Anyway, I have to say that it was an amazing experience, though it\’s not clear if I taught the students more than they taught me. Doing something like this – a super intensive workshop leading novice bioinformaticians through some pretty heavy material (sometimes early in the AM, after late night social events), was hard, and it tested my ability prep and present material, including tutorials without much lead time. I was literally writing materials up to the minute before I presented them. Next year (hopefully there will be a next year), I will have a much better idea about what the present, and at what speed and depth.

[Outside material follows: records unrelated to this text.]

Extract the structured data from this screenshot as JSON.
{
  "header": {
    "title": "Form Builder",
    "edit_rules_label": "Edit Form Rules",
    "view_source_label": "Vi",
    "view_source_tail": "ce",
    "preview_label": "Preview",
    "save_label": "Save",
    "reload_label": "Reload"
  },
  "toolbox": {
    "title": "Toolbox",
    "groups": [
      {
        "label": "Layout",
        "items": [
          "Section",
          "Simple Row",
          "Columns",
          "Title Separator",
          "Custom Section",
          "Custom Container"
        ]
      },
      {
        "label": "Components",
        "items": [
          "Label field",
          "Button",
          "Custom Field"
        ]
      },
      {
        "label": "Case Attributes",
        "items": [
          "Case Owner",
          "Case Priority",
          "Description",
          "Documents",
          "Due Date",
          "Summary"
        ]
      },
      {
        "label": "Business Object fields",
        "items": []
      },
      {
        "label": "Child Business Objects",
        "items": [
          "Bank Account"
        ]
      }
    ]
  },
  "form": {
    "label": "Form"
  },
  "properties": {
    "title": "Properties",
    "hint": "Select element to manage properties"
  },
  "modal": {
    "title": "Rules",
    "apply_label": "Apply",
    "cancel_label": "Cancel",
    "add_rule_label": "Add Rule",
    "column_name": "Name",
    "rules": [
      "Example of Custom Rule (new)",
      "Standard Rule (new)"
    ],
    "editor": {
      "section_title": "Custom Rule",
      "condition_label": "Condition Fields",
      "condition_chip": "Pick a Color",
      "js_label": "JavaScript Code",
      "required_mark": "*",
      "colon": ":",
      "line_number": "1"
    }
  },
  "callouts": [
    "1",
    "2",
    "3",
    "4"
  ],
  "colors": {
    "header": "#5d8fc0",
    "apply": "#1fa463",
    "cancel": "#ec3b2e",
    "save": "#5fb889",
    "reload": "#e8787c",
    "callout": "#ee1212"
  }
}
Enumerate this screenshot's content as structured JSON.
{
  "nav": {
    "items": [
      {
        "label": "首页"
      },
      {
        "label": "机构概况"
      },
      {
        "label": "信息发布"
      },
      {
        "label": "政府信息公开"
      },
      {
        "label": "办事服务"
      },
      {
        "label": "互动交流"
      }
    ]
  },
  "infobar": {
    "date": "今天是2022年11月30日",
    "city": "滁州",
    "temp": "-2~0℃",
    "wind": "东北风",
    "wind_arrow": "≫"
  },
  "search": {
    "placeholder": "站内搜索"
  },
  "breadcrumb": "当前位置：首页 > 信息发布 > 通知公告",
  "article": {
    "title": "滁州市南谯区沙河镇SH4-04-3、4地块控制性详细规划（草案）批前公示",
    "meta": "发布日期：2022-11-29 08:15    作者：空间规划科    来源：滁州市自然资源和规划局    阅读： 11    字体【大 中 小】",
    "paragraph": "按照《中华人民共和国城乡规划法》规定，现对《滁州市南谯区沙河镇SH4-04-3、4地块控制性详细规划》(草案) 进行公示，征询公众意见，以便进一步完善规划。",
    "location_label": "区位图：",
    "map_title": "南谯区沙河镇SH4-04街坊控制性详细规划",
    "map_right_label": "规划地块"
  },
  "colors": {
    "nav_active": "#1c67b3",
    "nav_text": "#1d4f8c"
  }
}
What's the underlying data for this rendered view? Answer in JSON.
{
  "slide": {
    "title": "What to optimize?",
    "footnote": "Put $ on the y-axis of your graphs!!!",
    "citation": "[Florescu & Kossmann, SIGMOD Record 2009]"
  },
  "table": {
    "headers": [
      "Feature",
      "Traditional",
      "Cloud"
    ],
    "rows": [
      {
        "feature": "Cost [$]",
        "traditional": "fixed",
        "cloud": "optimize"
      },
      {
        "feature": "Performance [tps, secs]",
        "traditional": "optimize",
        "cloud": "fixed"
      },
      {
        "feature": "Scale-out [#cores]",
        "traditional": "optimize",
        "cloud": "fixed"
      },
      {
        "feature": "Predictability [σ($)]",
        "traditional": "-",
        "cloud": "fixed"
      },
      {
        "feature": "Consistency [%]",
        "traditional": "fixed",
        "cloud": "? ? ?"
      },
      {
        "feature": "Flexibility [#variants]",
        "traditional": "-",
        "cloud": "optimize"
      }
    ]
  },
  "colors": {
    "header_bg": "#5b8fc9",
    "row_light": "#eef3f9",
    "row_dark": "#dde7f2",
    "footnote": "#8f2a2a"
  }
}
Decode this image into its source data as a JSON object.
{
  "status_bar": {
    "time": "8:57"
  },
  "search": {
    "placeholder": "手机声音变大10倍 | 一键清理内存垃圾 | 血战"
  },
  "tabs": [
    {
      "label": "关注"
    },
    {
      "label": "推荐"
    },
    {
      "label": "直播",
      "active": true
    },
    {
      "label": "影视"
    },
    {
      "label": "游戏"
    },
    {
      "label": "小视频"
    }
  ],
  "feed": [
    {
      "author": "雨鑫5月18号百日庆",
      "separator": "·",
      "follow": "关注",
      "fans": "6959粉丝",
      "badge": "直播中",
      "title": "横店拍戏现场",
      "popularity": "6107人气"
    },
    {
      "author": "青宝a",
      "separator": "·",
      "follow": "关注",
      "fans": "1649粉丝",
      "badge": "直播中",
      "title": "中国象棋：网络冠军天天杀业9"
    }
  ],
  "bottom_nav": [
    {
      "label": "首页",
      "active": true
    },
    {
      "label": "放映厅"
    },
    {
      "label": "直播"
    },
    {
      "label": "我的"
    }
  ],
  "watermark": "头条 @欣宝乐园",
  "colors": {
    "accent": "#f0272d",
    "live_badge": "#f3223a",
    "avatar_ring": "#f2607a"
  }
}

When I was not lecturing, I sat in the back of the classroom and did a lot of observing. Here are my thoughts.
- The students were awesome. Clearly a lot of thought had gone into the picking of students to achieve a good mix of gender, ethnicity, experience, etc. Although the class was reportedly \’less wild\’ than those of other years, they clearly gelled. They learned an amazing amount, so whatever anybody says, the way the class is taught is powerful and effective.
- Group students by interest: An alternative model to teaching the course how we did (everybody receives same content) would be something like this. Week 1. Core concepts and tutorials presented. Week 2, continue core content in AM, PM focus groups. A group for RNAseq, genome assembly, metagenomics, etc.. These groups delve more deeply into the specific material.
- Students checked out. Sitting in the back allowed me to see what student were doing. It was clear that some material was pretty difficult for a lot of them (e.g. stats). I think this was a combo of the timing (taught 1st thing in the AM), and that it is simply a challenging topic. I\’m not sure if the answer is to really streamline the section (teach only the most critical points) as a solid understanding of this material is really important.. Maybe some of this coupled with teaching later in the day. This is a general problem, not limited to this class, obviously.
- UNIX skills required: I was taken by surprise the difficulty that students had in understanding the basics of UNIX, e.g. $PATH, relative vs. absolute path, IO, files and folders.. Seems like a more solid footing here, given earlier in the class would really benefit the students in the later parts.
- Get a minION. Sequence something as part of the class. (just kidding about this one, kinda). As this technology becomes more mainstream it might make for a nice complement to the existing structure.
- Instructor office hours: Some student were really proactive about coming to talk to me and others, but some were clearly shy. I wondered if the quiet students were totally lost, or bored, or whatever.. Finding a way to engage these students is needed. Maybe this was happening and I was just unaware.
- Lightning talks. Maybe this happened before I arrived, but I really wanted to know what students (and co-instructors) were working on.